So what exactly is a vegan meal plan?
A vegan meal plan is plant-based and consists of vegetables, fruits, grains, and legumes. Animal products, such as meat and dairy, are avoided. There are no limits on calories, carbohydrates, and portions, which make it easier for some people to follow.
People who are on a vegan diet are at risk for vitamin B12 deficiency. The Vegan Society, the Vegetarian Resource Group, and the Physicians Committee for Responsible Medicine recommend that vegans consistently eat foods fortified with B-12 or take a daily or weekly B-12 supplement. Fortified breakfast cereals are a source of vitamin B-12 for vegans. Vitamin B-12 can be supplemented by liquid, strip, nasal spray, or injection and is available alone or in combination with other supplements.
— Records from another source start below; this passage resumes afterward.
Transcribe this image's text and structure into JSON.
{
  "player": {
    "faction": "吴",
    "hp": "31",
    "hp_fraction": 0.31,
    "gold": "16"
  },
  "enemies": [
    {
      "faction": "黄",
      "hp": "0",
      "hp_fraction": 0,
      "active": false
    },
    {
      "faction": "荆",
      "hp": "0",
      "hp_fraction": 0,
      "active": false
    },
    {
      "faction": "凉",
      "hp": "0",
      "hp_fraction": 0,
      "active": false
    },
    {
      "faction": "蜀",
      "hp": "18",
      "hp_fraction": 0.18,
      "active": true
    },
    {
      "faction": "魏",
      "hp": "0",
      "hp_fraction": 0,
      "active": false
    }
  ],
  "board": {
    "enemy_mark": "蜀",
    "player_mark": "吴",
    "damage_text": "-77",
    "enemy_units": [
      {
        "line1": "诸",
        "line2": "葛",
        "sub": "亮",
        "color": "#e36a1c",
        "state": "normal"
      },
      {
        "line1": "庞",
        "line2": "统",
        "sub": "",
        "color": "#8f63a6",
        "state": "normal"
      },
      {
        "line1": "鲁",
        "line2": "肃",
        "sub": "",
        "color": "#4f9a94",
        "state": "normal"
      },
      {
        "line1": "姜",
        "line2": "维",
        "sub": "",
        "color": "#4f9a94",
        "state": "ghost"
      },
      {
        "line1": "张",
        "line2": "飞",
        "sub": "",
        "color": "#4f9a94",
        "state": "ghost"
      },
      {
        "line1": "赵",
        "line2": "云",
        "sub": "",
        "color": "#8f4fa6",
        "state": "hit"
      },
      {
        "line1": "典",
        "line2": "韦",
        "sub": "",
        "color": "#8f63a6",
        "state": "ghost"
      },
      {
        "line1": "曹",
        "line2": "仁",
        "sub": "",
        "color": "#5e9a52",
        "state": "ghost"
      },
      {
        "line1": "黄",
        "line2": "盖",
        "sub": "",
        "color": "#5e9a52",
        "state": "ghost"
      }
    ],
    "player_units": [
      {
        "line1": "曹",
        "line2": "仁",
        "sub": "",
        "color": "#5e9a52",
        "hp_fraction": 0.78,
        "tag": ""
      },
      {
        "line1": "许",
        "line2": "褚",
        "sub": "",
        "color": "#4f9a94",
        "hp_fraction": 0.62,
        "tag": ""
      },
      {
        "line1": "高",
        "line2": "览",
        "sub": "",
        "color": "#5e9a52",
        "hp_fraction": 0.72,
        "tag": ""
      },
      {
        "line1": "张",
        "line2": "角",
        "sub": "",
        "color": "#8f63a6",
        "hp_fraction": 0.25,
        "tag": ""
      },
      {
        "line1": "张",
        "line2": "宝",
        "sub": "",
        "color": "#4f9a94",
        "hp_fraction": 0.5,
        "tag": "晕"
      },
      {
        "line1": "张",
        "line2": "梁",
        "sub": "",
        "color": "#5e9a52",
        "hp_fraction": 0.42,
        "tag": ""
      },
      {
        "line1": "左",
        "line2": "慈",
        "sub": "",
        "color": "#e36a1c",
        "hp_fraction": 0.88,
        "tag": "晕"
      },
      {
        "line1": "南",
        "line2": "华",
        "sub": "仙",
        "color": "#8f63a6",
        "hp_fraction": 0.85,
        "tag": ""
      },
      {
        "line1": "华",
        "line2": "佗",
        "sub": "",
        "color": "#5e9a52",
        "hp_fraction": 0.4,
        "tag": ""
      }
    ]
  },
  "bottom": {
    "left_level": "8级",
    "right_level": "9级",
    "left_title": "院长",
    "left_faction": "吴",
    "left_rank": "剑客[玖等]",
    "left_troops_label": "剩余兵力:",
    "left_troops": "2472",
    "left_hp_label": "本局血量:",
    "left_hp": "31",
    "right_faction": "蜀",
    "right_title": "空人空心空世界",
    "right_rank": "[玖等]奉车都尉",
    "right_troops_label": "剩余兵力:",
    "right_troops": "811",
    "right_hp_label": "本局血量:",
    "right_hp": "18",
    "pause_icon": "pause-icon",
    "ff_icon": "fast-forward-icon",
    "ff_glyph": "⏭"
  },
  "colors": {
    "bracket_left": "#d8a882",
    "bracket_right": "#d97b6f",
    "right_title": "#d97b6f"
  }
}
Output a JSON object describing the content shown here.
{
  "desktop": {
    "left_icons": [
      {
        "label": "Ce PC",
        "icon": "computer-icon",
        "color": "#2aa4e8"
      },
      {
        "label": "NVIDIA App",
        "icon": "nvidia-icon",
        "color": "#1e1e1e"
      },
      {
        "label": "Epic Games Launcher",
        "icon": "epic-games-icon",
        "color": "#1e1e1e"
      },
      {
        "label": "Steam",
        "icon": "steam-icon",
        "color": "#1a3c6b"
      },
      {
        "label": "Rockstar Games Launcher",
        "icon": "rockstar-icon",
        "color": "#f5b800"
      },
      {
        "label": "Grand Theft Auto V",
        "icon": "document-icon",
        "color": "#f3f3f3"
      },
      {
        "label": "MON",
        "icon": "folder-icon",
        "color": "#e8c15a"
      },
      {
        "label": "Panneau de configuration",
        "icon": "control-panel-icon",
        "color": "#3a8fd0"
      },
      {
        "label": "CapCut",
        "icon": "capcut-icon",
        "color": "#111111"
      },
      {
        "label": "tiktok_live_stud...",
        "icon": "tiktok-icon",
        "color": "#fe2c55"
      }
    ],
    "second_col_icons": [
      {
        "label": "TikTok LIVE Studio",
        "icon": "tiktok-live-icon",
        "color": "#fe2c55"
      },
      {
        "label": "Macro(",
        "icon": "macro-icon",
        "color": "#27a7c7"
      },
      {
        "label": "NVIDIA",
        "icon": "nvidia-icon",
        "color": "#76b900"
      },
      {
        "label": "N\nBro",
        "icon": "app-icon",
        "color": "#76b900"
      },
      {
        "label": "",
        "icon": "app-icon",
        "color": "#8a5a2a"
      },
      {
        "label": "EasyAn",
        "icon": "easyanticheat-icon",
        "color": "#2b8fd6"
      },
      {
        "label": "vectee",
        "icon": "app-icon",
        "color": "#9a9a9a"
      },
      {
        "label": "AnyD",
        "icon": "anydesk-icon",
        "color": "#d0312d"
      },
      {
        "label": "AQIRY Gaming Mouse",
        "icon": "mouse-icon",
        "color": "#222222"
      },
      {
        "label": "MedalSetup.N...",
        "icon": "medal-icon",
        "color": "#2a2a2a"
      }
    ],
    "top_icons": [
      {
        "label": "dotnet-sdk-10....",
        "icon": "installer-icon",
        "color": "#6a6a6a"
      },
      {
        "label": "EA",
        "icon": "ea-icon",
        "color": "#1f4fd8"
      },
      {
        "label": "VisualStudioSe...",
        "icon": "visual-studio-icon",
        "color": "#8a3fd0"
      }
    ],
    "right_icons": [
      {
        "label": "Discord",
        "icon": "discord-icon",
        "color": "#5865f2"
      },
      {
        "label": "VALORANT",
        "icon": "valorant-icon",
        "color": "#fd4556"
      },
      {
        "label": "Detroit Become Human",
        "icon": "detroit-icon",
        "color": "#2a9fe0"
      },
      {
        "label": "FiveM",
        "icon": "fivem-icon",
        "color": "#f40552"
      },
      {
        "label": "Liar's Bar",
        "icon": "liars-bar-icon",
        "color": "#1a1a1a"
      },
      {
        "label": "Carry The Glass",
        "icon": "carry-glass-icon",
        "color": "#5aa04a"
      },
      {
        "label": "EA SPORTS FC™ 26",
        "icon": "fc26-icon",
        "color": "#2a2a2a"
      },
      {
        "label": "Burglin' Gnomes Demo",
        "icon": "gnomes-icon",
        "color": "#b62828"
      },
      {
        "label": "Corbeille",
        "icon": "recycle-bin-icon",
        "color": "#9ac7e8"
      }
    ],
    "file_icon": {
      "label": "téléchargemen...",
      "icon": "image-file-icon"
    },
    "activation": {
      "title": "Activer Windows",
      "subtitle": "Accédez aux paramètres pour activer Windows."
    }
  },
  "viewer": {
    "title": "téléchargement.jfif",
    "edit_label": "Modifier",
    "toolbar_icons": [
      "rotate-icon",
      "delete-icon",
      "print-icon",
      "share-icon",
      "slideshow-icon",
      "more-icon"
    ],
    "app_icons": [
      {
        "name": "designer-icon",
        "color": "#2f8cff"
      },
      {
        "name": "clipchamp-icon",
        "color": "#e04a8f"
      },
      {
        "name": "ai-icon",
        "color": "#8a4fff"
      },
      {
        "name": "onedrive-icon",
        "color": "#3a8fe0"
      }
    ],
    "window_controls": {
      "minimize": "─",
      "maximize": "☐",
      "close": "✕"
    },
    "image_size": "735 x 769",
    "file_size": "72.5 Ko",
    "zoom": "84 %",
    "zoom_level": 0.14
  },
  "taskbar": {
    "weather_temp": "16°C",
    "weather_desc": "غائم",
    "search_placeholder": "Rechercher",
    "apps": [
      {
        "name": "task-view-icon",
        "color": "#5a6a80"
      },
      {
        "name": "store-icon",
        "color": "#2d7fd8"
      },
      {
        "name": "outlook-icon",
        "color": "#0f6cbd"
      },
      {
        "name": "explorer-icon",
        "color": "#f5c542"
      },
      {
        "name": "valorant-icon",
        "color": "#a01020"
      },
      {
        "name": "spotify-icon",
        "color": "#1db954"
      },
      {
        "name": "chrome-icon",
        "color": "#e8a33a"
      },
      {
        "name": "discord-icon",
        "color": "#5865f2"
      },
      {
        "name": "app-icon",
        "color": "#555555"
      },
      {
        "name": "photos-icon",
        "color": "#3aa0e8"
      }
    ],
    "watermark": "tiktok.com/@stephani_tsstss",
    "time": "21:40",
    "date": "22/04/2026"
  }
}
The Dietary Reference Intake for an adult ranges from 2 to 3 µg (micrograms) per day.
If you would like to consider a vegan way of life, here are links with meal ideas to get you started:
Good luck and take good care of your body – it’s the only one you have.
Image credit: Songs of Freedom